(Website and app data records):
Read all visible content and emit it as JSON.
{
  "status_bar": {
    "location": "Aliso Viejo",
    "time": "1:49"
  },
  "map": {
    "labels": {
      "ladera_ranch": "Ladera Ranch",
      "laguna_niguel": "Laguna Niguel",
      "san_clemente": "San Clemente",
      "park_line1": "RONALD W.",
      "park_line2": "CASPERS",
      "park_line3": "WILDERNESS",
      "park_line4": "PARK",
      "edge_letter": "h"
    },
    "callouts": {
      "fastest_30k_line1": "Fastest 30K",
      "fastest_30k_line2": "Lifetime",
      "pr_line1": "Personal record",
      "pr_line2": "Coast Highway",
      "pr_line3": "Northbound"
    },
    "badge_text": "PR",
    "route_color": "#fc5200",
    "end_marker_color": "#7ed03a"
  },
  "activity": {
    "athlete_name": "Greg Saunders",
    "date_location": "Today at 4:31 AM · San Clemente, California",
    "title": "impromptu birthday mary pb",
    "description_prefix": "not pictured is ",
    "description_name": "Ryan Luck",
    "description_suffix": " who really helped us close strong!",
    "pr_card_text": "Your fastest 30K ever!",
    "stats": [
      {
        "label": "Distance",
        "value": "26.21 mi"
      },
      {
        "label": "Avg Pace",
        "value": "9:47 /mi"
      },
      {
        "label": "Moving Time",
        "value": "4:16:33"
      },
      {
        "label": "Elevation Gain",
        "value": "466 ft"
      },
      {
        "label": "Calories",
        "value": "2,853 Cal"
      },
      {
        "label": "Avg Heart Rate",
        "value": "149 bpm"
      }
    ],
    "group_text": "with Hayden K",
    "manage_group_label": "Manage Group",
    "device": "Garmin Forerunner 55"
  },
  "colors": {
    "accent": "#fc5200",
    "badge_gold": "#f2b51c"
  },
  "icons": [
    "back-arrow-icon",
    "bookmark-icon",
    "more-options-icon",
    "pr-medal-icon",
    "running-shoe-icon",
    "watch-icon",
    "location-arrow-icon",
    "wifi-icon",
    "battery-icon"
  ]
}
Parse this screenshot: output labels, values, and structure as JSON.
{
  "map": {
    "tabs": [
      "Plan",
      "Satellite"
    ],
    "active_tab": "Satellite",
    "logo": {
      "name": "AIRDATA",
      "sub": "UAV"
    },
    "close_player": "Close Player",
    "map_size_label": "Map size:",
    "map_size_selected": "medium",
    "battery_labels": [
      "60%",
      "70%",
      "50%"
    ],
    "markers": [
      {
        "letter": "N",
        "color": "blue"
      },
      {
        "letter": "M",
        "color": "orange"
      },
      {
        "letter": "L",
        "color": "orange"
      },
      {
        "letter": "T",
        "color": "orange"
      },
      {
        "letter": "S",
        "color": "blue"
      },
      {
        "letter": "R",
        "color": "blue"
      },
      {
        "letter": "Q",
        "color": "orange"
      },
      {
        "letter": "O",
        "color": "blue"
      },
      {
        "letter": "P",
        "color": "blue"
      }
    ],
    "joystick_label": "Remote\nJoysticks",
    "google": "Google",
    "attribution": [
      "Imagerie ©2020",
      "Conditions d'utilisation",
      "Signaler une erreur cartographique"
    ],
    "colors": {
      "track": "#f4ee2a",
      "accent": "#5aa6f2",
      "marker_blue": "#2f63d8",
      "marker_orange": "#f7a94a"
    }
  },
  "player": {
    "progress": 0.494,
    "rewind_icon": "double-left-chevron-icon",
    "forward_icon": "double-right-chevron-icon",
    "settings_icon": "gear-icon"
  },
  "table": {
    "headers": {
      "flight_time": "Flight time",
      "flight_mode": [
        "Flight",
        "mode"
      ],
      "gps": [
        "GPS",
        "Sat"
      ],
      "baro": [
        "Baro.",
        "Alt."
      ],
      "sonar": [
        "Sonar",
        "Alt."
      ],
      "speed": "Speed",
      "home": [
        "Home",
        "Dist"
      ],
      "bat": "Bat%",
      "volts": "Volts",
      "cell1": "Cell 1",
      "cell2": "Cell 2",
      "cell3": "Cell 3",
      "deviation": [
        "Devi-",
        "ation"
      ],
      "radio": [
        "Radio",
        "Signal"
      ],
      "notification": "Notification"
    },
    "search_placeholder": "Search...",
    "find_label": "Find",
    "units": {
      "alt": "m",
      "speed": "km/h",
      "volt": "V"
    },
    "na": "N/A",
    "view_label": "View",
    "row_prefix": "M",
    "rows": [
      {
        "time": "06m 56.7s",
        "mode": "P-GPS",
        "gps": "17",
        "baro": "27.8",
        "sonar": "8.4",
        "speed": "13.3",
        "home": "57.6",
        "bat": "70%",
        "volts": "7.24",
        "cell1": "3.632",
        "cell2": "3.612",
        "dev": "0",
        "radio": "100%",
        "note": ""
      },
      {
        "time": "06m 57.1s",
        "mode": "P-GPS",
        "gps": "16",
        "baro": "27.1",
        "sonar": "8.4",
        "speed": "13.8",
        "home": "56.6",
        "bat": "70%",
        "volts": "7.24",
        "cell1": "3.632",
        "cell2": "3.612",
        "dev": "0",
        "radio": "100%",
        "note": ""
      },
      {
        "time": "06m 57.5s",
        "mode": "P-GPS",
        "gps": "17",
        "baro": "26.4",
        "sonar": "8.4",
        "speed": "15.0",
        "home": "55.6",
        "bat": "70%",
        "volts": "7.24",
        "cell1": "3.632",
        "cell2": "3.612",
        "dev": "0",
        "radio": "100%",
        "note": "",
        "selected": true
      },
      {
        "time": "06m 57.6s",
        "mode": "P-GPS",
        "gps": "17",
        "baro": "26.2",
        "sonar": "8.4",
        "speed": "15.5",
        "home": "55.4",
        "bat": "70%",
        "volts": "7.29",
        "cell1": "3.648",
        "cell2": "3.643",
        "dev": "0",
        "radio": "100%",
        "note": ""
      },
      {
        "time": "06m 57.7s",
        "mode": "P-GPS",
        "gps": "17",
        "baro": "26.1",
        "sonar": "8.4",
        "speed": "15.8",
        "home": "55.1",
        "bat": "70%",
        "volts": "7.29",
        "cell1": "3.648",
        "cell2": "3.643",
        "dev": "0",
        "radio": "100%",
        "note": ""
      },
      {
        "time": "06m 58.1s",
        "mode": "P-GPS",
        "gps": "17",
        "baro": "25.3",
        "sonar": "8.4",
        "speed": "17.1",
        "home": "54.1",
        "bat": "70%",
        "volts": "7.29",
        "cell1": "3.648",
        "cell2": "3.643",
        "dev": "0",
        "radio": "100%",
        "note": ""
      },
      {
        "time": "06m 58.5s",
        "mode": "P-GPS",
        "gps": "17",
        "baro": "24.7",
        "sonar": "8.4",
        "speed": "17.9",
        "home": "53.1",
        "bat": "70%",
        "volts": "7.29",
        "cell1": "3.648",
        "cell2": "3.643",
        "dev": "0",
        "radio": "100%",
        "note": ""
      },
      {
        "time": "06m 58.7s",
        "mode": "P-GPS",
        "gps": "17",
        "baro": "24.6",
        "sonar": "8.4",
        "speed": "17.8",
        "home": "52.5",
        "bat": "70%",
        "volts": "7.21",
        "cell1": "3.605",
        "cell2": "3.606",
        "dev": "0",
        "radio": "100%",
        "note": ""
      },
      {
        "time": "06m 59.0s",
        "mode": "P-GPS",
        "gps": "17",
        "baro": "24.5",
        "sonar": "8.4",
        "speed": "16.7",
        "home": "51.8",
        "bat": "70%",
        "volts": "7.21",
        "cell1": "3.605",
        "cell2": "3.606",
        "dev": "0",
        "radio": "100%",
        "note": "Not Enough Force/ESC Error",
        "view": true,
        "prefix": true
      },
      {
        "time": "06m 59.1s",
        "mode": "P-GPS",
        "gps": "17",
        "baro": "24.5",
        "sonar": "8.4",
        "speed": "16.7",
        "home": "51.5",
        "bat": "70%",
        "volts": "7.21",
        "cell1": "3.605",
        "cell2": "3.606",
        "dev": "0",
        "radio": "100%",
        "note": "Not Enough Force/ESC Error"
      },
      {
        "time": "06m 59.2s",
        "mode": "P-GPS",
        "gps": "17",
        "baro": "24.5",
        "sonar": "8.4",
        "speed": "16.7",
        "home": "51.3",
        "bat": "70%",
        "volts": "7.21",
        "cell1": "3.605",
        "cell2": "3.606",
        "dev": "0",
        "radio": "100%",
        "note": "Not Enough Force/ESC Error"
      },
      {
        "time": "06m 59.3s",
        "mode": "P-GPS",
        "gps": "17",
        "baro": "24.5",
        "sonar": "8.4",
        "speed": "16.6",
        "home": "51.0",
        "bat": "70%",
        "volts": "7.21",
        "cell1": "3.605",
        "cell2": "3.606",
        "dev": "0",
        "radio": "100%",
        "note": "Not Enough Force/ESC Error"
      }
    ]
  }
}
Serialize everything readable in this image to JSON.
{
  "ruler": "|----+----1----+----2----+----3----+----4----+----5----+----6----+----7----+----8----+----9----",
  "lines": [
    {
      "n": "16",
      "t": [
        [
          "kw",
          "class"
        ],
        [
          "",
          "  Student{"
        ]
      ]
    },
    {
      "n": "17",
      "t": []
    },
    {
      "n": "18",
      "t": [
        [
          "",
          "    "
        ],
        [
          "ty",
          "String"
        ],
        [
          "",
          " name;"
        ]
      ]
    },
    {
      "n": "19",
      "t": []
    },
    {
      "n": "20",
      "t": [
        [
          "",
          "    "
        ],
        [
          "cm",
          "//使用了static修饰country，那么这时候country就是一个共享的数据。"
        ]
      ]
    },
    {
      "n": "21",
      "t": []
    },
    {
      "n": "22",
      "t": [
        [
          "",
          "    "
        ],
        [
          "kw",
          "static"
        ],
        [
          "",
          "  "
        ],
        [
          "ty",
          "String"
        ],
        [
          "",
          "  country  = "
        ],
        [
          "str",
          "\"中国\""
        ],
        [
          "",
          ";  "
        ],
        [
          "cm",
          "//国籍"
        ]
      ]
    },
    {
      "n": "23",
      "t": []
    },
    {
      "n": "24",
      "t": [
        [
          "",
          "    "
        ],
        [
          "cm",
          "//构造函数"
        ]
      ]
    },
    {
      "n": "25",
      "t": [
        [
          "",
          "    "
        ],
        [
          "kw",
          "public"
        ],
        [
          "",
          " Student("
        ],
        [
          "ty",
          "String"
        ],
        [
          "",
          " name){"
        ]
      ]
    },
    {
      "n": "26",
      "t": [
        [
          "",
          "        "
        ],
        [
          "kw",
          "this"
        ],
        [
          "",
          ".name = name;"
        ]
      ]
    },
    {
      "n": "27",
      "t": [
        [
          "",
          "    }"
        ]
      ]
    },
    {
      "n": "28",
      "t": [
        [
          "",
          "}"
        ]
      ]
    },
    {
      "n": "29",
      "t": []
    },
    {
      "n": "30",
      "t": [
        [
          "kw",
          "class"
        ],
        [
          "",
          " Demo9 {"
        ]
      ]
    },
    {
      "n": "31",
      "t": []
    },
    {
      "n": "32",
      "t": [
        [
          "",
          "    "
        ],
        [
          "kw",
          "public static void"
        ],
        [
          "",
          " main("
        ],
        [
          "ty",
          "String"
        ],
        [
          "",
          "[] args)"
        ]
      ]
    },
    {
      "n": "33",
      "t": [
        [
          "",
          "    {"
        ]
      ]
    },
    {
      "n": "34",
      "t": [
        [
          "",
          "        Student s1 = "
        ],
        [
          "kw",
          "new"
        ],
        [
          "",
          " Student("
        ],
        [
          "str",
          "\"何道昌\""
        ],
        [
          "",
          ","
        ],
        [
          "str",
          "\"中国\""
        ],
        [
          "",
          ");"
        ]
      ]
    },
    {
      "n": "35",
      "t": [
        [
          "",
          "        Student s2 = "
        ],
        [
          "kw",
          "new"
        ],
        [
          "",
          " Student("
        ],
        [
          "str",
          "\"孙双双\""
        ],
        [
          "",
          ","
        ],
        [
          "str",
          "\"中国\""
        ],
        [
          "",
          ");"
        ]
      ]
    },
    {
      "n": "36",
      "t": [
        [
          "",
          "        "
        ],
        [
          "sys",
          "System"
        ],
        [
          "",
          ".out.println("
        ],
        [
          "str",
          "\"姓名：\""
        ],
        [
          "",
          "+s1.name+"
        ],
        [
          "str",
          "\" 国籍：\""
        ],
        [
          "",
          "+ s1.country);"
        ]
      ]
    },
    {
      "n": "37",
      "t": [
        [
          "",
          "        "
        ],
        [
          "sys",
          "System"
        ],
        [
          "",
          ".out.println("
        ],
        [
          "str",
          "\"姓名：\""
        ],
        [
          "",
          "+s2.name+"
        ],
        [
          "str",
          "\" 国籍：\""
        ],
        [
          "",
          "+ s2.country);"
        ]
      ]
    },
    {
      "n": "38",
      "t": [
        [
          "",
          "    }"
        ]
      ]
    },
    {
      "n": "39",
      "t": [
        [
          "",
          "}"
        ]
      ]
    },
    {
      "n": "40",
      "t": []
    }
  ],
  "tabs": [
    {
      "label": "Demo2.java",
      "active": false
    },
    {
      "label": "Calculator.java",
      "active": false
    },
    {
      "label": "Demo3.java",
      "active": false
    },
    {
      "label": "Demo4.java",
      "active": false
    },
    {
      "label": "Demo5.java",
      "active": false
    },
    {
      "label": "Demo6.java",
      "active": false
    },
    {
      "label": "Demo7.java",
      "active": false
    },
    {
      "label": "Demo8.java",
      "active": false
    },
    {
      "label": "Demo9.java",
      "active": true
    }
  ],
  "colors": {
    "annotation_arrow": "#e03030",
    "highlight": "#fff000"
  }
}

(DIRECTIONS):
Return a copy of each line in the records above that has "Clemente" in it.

(OUTPUT):
      "san_clemente": "San Clemente",
    "date_location": "Today at 4:31 AM · San Clemente, California",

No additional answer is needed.